▸ Problem details:
Tell how many lines below include the word "label". Only the number should appear.
----- Exercise inputs -----
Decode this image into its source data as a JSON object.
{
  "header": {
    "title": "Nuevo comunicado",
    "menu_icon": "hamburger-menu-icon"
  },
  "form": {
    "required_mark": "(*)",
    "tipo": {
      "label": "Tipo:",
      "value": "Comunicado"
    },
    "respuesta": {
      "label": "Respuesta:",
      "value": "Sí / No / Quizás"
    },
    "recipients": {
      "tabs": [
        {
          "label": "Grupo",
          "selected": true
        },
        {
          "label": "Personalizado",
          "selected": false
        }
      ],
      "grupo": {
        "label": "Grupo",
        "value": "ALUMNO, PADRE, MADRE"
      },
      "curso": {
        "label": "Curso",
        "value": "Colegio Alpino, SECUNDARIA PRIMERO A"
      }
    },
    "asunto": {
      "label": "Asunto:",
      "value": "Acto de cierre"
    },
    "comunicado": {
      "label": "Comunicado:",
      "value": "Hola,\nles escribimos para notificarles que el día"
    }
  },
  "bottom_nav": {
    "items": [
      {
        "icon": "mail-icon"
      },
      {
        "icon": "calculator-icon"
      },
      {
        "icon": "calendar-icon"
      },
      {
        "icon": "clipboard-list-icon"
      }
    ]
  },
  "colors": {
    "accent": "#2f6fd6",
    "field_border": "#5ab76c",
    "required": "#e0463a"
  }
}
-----
▸ Response below:
8